The first time I realized I was actually out on my own was my first year in college. I got sick with the flu thanks to the Midwest weather. I had missed classes for a couple days and Tylenol and soup just weren’t cutting it. I finally broke down and decided I needed a doctor. I happened to be talking to my parents on the phone and explained my situation. My mom chimed in and offered to make me a doctor’s appointment. The only problem was I was 3 hours from home and she had no idea of any doctor in my area. Its not that I was spoiled and incapable of completing such chores, this was just the first realization that it was all on me. I honesty don’t remember if I had the energy to find a doctor or not, but I lived nonetheless.
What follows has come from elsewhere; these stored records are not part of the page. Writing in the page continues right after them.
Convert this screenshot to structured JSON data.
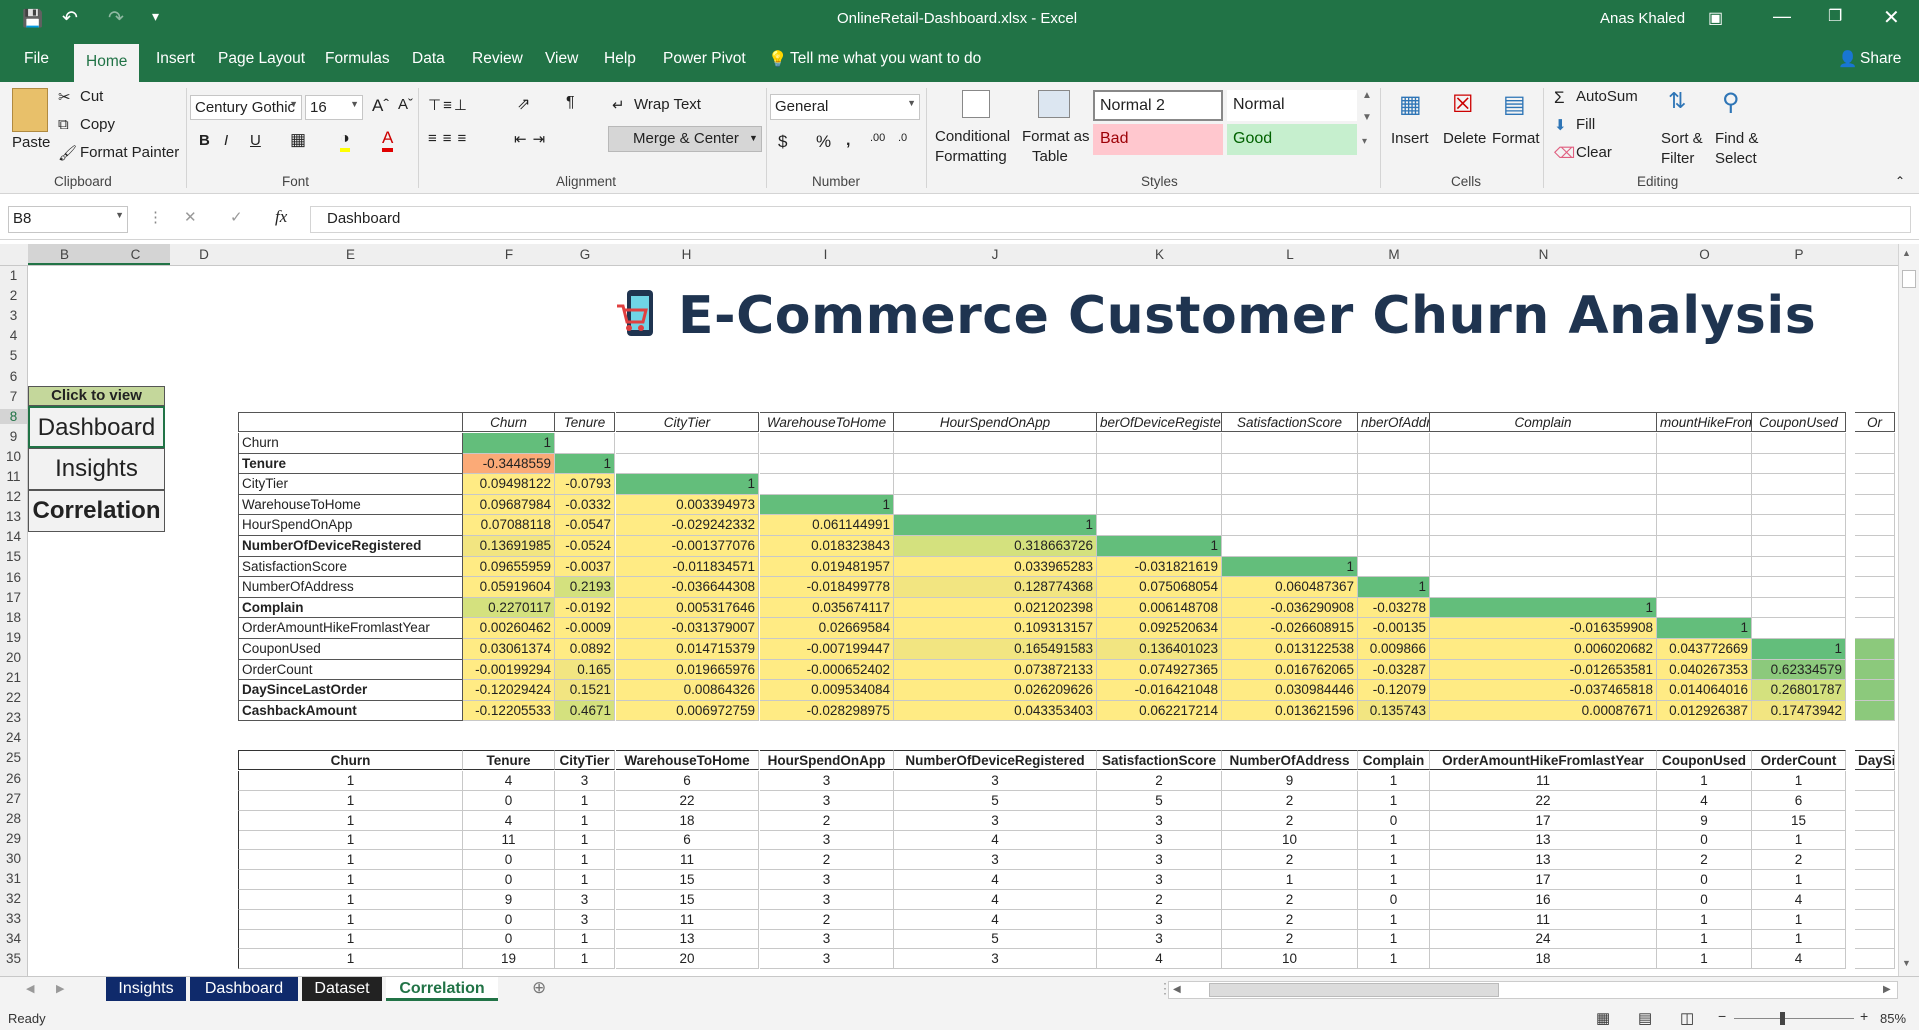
{
  "app": {
    "doc_title": "OnlineRetail-Dashboard.xlsx  -  Excel",
    "user": "Anas Khaled"
  },
  "menu": {
    "tabs": [
      "File",
      "Home",
      "Insert",
      "Page Layout",
      "Formulas",
      "Data",
      "Review",
      "View",
      "Help",
      "Power Pivot"
    ],
    "tell_me": "Tell me what you want to do",
    "share": "Share"
  },
  "ribbon": {
    "clipboard": {
      "paste": "Paste",
      "cut": "Cut",
      "copy": "Copy",
      "format_painter": "Format Painter",
      "group": "Clipboard"
    },
    "font": {
      "name": "Century Gothic",
      "size": "16",
      "group": "Font"
    },
    "alignment": {
      "wrap": "Wrap Text",
      "merge": "Merge & Center",
      "group": "Alignment"
    },
    "number": {
      "format": "General",
      "group": "Number"
    },
    "styles": {
      "cond1": "Conditional",
      "cond2": "Formatting",
      "fmt1": "Format as",
      "fmt2": "Table",
      "normal2": "Normal 2",
      "normal": "Normal",
      "bad": "Bad",
      "good": "Good",
      "group": "Styles"
    },
    "cells": {
      "insert": "Insert",
      "delete": "Delete",
      "format": "Format",
      "group": "Cells"
    },
    "editing": {
      "autosum": "AutoSum",
      "fill": "Fill",
      "clear": "Clear",
      "sort1": "Sort &",
      "sort2": "Filter",
      "find1": "Find &",
      "find2": "Select",
      "group": "Editing"
    }
  },
  "formula_bar": {
    "name_box": "B8",
    "value": "Dashboard"
  },
  "columns": [
    "B",
    "C",
    "D",
    "E",
    "F",
    "G",
    "H",
    "I",
    "J",
    "K",
    "L",
    "M",
    "N",
    "O",
    "P"
  ],
  "rows": [
    "1",
    "2",
    "3",
    "4",
    "5",
    "6",
    "7",
    "8",
    "9",
    "10",
    "11",
    "12",
    "13",
    "14",
    "15",
    "16",
    "17",
    "18",
    "19",
    "20",
    "21",
    "22",
    "23",
    "24",
    "25",
    "26",
    "27",
    "28",
    "29",
    "30",
    "31",
    "32",
    "33",
    "34",
    "35"
  ],
  "dashboard": {
    "title": "E-Commerce Customer Churn Analysis",
    "click_to_view": "Click to view",
    "nav": [
      "Dashboard",
      "Insights",
      "Correlation"
    ]
  },
  "corr": {
    "headers": [
      "Churn",
      "Tenure",
      "CityTier",
      "WarehouseToHome",
      "HourSpendOnApp",
      "berOfDeviceRegiste",
      "SatisfactionScore",
      "nberOfAddr",
      "Complain",
      "mountHikeFrom",
      "CouponUsed",
      "Or"
    ],
    "rows": [
      {
        "label": "Churn",
        "bold": false,
        "values": [
          "1",
          "",
          "",
          "",
          "",
          "",
          "",
          "",
          "",
          "",
          ""
        ]
      },
      {
        "label": "Tenure",
        "bold": true,
        "values": [
          "-0.3448559",
          "1",
          "",
          "",
          "",
          "",
          "",
          "",
          "",
          "",
          ""
        ]
      },
      {
        "label": "CityTier",
        "bold": false,
        "values": [
          "0.09498122",
          "-0.0793",
          "1",
          "",
          "",
          "",
          "",
          "",
          "",
          "",
          ""
        ]
      },
      {
        "label": "WarehouseToHome",
        "bold": false,
        "values": [
          "0.09687984",
          "-0.0332",
          "0.003394973",
          "1",
          "",
          "",
          "",
          "",
          "",
          "",
          ""
        ]
      },
      {
        "label": "HourSpendOnApp",
        "bold": false,
        "values": [
          "0.07088118",
          "-0.0547",
          "-0.029242332",
          "0.061144991",
          "1",
          "",
          "",
          "",
          "",
          "",
          ""
        ]
      },
      {
        "label": "NumberOfDeviceRegistered",
        "bold": true,
        "values": [
          "0.13691985",
          "-0.0524",
          "-0.001377076",
          "0.018323843",
          "0.318663726",
          "1",
          "",
          "",
          "",
          "",
          ""
        ]
      },
      {
        "label": "SatisfactionScore",
        "bold": false,
        "values": [
          "0.09655959",
          "-0.0037",
          "-0.011834571",
          "0.019481957",
          "0.033965283",
          "-0.031821619",
          "1",
          "",
          "",
          "",
          ""
        ]
      },
      {
        "label": "NumberOfAddress",
        "bold": false,
        "values": [
          "0.05919604",
          "0.2193",
          "-0.036644308",
          "-0.018499778",
          "0.128774368",
          "0.075068054",
          "0.060487367",
          "1",
          "",
          "",
          ""
        ]
      },
      {
        "label": "Complain",
        "bold": true,
        "values": [
          "0.2270117",
          "-0.0192",
          "0.005317646",
          "0.035674117",
          "0.021202398",
          "0.006148708",
          "-0.036290908",
          "-0.03278",
          "1",
          "",
          ""
        ]
      },
      {
        "label": "OrderAmountHikeFromlastYear",
        "bold": false,
        "values": [
          "0.00260462",
          "-0.0009",
          "-0.031379007",
          "0.02669584",
          "0.109313157",
          "0.092520634",
          "-0.026608915",
          "-0.00135",
          "-0.016359908",
          "1",
          ""
        ]
      },
      {
        "label": "CouponUsed",
        "bold": false,
        "values": [
          "0.03061374",
          "0.0892",
          "0.014715379",
          "-0.007199447",
          "0.165491583",
          "0.136401023",
          "0.013122538",
          "0.009866",
          "0.006020682",
          "0.043772669",
          "1"
        ]
      },
      {
        "label": "OrderCount",
        "bold": false,
        "values": [
          "-0.00199294",
          "0.165",
          "0.019665976",
          "-0.000652402",
          "0.073872133",
          "0.074927365",
          "0.016762065",
          "-0.03287",
          "-0.012653581",
          "0.040267353",
          "0.62334579"
        ]
      },
      {
        "label": "DaySinceLastOrder",
        "bold": true,
        "values": [
          "-0.12029424",
          "0.1521",
          "0.00864326",
          "0.009534084",
          "0.026209626",
          "-0.016421048",
          "0.030984446",
          "-0.12079",
          "-0.037465818",
          "0.014064016",
          "0.26801787"
        ]
      },
      {
        "label": "CashbackAmount",
        "bold": true,
        "values": [
          "-0.12205533",
          "0.4671",
          "0.006972759",
          "-0.028298975",
          "0.043353403",
          "0.062217214",
          "0.013621596",
          "0.135743",
          "0.00087671",
          "0.012926387",
          "0.17473942"
        ]
      }
    ]
  },
  "data_table": {
    "headers": [
      "Churn",
      "Tenure",
      "CityTier",
      "WarehouseToHome",
      "HourSpendOnApp",
      "NumberOfDeviceRegistered",
      "SatisfactionScore",
      "NumberOfAddress",
      "Complain",
      "OrderAmountHikeFromlastYear",
      "CouponUsed",
      "OrderCount",
      "DaySin"
    ],
    "rows": [
      [
        "1",
        "4",
        "3",
        "6",
        "3",
        "3",
        "2",
        "9",
        "1",
        "11",
        "1",
        "1",
        ""
      ],
      [
        "1",
        "0",
        "1",
        "22",
        "3",
        "5",
        "5",
        "2",
        "1",
        "22",
        "4",
        "6",
        ""
      ],
      [
        "1",
        "4",
        "1",
        "18",
        "2",
        "3",
        "3",
        "2",
        "0",
        "17",
        "9",
        "15",
        ""
      ],
      [
        "1",
        "11",
        "1",
        "6",
        "3",
        "4",
        "3",
        "10",
        "1",
        "13",
        "0",
        "1",
        ""
      ],
      [
        "1",
        "0",
        "1",
        "11",
        "2",
        "3",
        "3",
        "2",
        "1",
        "13",
        "2",
        "2",
        ""
      ],
      [
        "1",
        "0",
        "1",
        "15",
        "3",
        "4",
        "3",
        "1",
        "1",
        "17",
        "0",
        "1",
        ""
      ],
      [
        "1",
        "9",
        "3",
        "15",
        "3",
        "4",
        "2",
        "2",
        "0",
        "16",
        "0",
        "4",
        ""
      ],
      [
        "1",
        "0",
        "3",
        "11",
        "2",
        "4",
        "3",
        "2",
        "1",
        "11",
        "1",
        "1",
        ""
      ],
      [
        "1",
        "0",
        "1",
        "13",
        "3",
        "5",
        "3",
        "2",
        "1",
        "24",
        "1",
        "1",
        ""
      ],
      [
        "1",
        "19",
        "1",
        "20",
        "3",
        "3",
        "4",
        "10",
        "1",
        "18",
        "1",
        "4",
        ""
      ]
    ]
  },
  "sheet_tabs": [
    "Insights",
    "Dashboard",
    "Dataset",
    "Correlation"
  ],
  "status": {
    "ready": "Ready",
    "zoom": "85%"
  },
  "colors": {
    "excel_green": "#217346",
    "cell_green": "#63be7b",
    "cell_yellow": "#ffeb84",
    "cell_orange": "#fbaa77",
    "title_navy": "#1f3450",
    "tab_navy": "#0f2a6b"
  }
}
Years later, I have moved from college, this time much further that 3 hours away from home. I ended up on the other side of the country in an area where I had no friends and no family. So everything was new – and everything was on me. It was time to step up and grow up.
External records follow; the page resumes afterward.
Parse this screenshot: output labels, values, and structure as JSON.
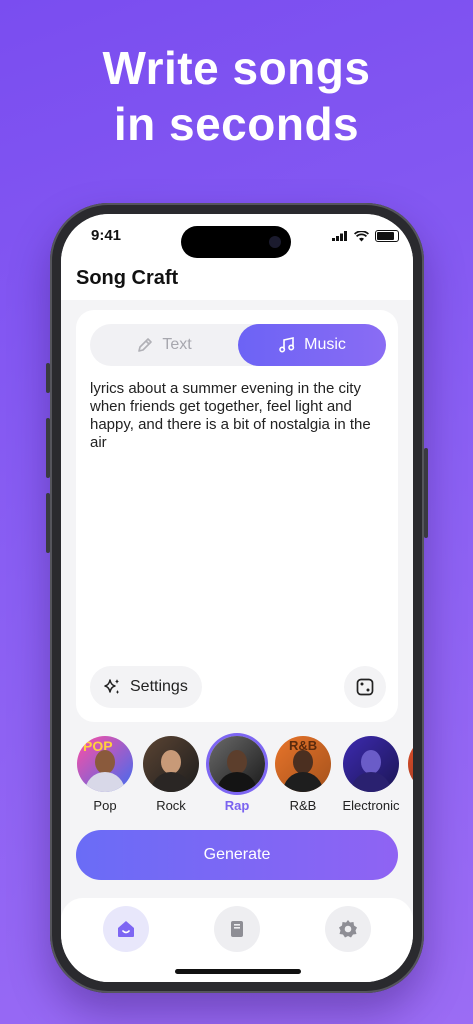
{
  "headline": [
    "Write songs",
    "in seconds"
  ],
  "status": {
    "time": "9:41"
  },
  "app": {
    "title": "Song Craft"
  },
  "mode_tabs": {
    "text": "Text",
    "music": "Music",
    "active": "Music"
  },
  "prompt_text": "lyrics about a summer evening in the city when friends get together, feel light and happy, and there is a bit of nostalgia in the air",
  "settings_label": "Settings",
  "genres": [
    {
      "label": "Pop",
      "selected": false,
      "colors": [
        "#ff4fa3",
        "#3f6cf0"
      ],
      "avatar_text": "POP"
    },
    {
      "label": "Rock",
      "selected": false,
      "colors": [
        "#5b4433",
        "#1d1d1d"
      ]
    },
    {
      "label": "Rap",
      "selected": true,
      "colors": [
        "#6a6a6a",
        "#1a1a1a"
      ]
    },
    {
      "label": "R&B",
      "selected": false,
      "colors": [
        "#e8742a",
        "#a5521c"
      ],
      "avatar_text": "R&B"
    },
    {
      "label": "Electronic",
      "selected": false,
      "colors": [
        "#3d2ab0",
        "#1b1654"
      ]
    }
  ],
  "generate_label": "Generate",
  "tabs": [
    {
      "icon": "home-icon",
      "active": true
    },
    {
      "icon": "book-icon",
      "active": false
    },
    {
      "icon": "gear-icon",
      "active": false
    }
  ],
  "colors": {
    "accent": "#7d66f3",
    "background_top": "#7a4df0",
    "background_bottom": "#9b6cf4"
  }
}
Its not that this was a treacherous experience or anything, but it just addresses the little issues in life we often times don’t think about. Our parents raise us. Their network is our network. We go to the same doctor for years. We take our car to the same mechanic because that’s what we have always done. But if you really want to fuel your independence, start a list of your own “go to” people.

I actually had a 20-minute conversation with “my butcher” today as we discussed the right cut of meat to use for my Italian beef sandwiches. That led to football, which turn led to the discovery of us being from that same area of the country and cheering for the same team. That small conversation turned a random trip to the store into a very friendly experience. I now have a connection, a “go to” person, that will give me their expertise as friend.
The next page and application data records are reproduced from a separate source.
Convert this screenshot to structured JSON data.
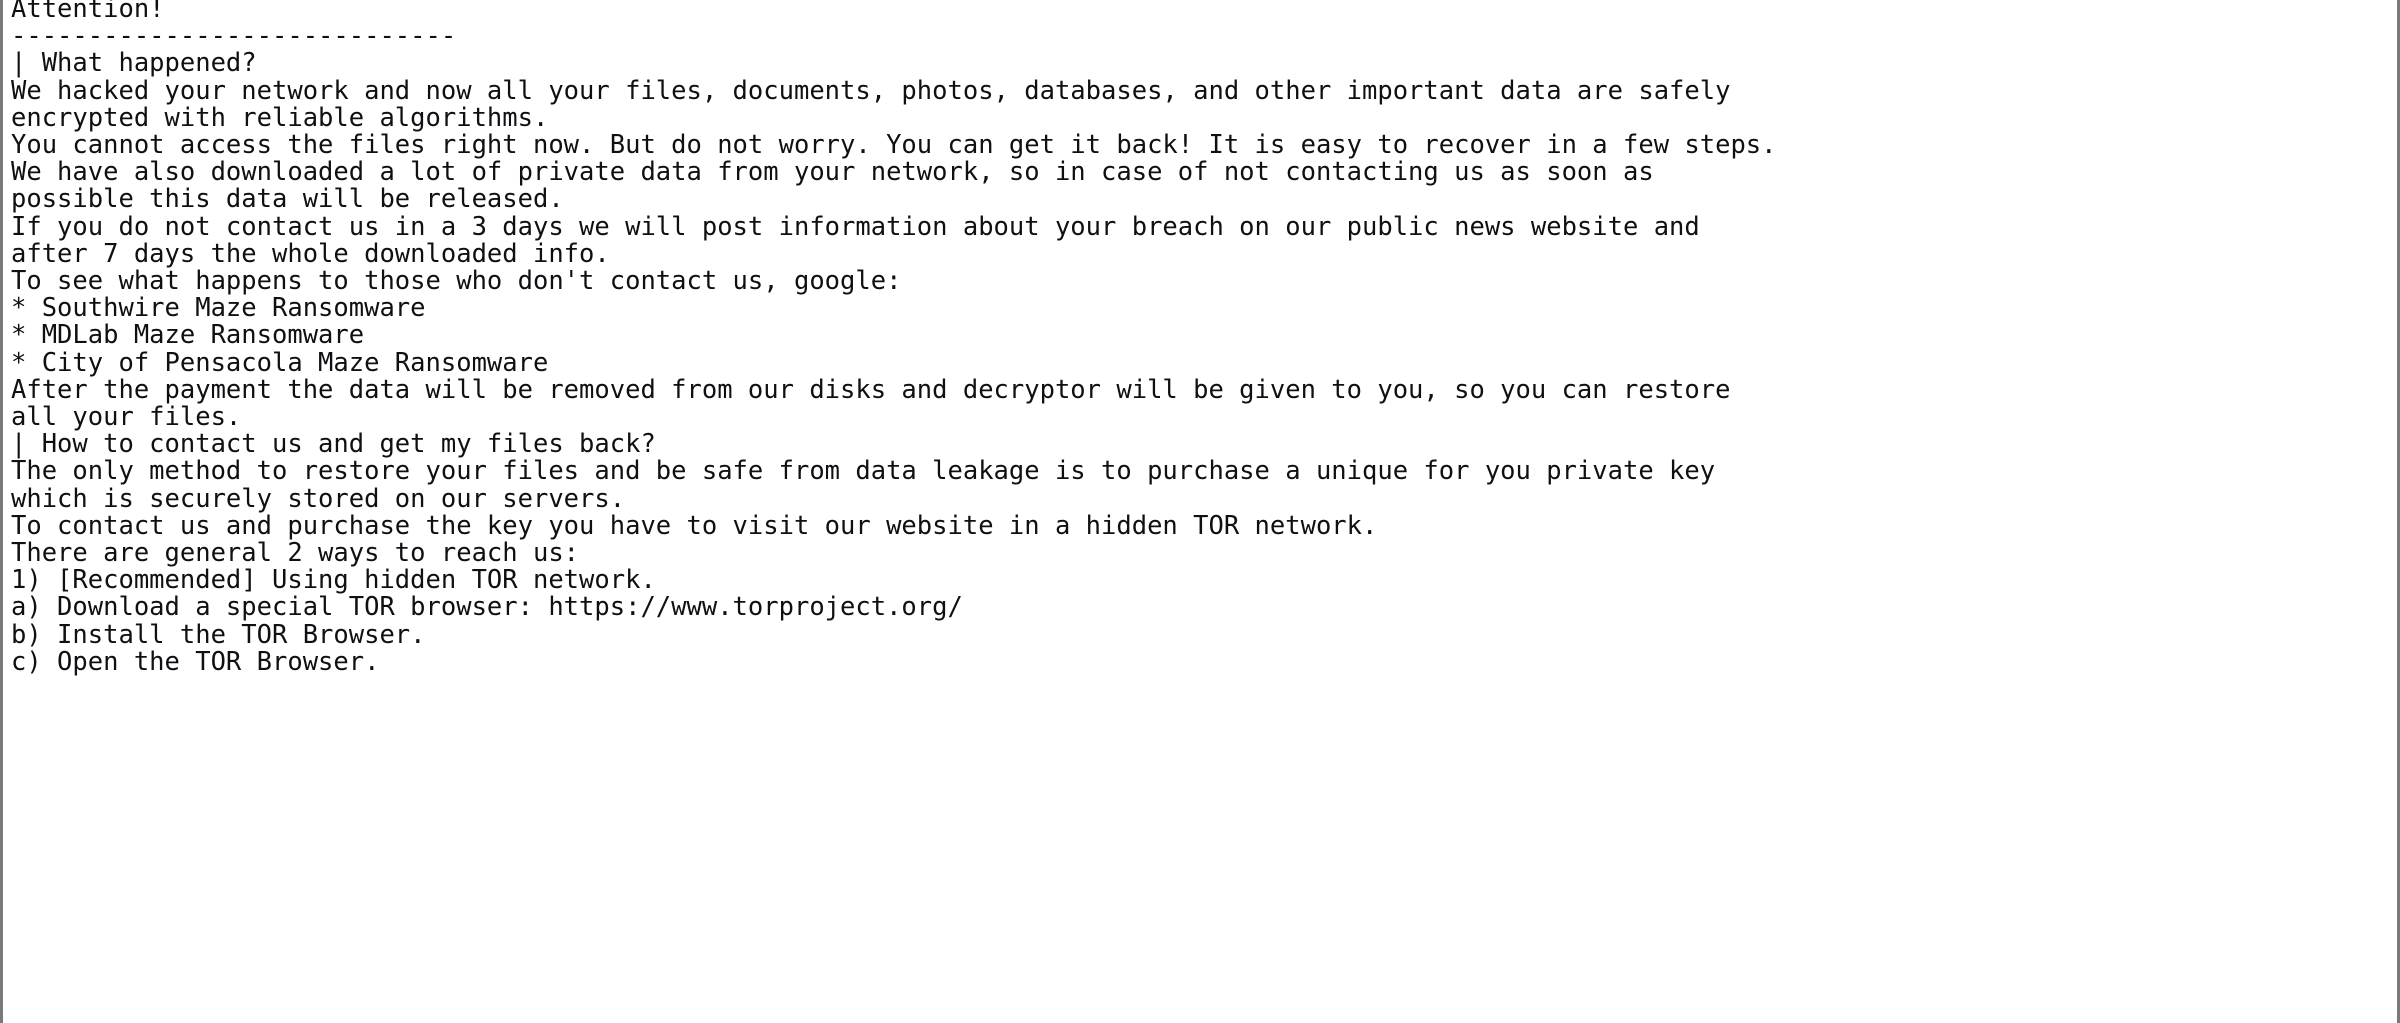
{
  "document": {
    "kind": "ransom-note-text",
    "title": "Attention!",
    "separator": "-----------------------------",
    "background_color": "#ffffff",
    "text_color": "#101014",
    "border_color": "#7a7a7a",
    "lines": [
      "Attention!",
      "-----------------------------",
      "| What happened?",
      "We hacked your network and now all your files, documents, photos, databases, and other important data are safely",
      "encrypted with reliable algorithms.",
      "You cannot access the files right now. But do not worry. You can get it back! It is easy to recover in a few steps.",
      "We have also downloaded a lot of private data from your network, so in case of not contacting us as soon as",
      "possible this data will be released.",
      "If you do not contact us in a 3 days we will post information about your breach on our public news website and",
      "after 7 days the whole downloaded info.",
      "To see what happens to those who don't contact us, google:",
      "* Southwire Maze Ransomware",
      "* MDLab Maze Ransomware",
      "* City of Pensacola Maze Ransomware",
      "After the payment the data will be removed from our disks and decryptor will be given to you, so you can restore",
      "all your files.",
      "| How to contact us and get my files back?",
      "The only method to restore your files and be safe from data leakage is to purchase a unique for you private key",
      "which is securely stored on our servers.",
      "To contact us and purchase the key you have to visit our website in a hidden TOR network.",
      "There are general 2 ways to reach us:",
      "1) [Recommended] Using hidden TOR network.",
      "a) Download a special TOR browser: https://www.torproject.org/",
      "b) Install the TOR Browser.",
      "c) Open the TOR Browser."
    ],
    "mentioned_items": {
      "tor_browser_url": "https://www.torproject.org/",
      "days_to_contact": "3",
      "days_until_full_leak": "7",
      "ways_to_reach": "2",
      "google_examples": [
        "* Southwire Maze Ransomware",
        "* MDLab Maze Ransomware",
        "* City of Pensacola Maze Ransomware"
      ],
      "sections": [
        "| What happened?",
        "| How to contact us and get my files back?"
      ],
      "steps": [
        "1) [Recommended] Using hidden TOR network.",
        "a) Download a special TOR browser: https://www.torproject.org/",
        "b) Install the TOR Browser.",
        "c) Open the TOR Browser."
      ]
    }
  }
}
I’ve repeated this experience with doctors. A random pre travel exam prior to my trip to Costa Rica led to a connection with the doc. He loves Costa Rica and travels there often. I was privy to some local advice before my trip.

Mechanics are another great connection to make. I hate car trouble. I’d rather be punched in the face than have car problems. So any time I need to take my car into the shop I’m already on edge. I happened to make buddies with a local mechanic over beers at happy hour one day. His shop is very close to my house. I still hate car problems with a passion but its much less stressful knowing I can trust the person who will be doing the work.

Not only will these “go to” people make your life easier in most cases, but it will also make you a more well rounded person. You’ll be able to add some local flare to the next conversation you find yourself in.  And don’t be afraid to share your own expertise. You may end up being someone else’s “go to” person. And there is no better advertising and networking than this word-of-mouth style. It makes the world a friendlier place to do business.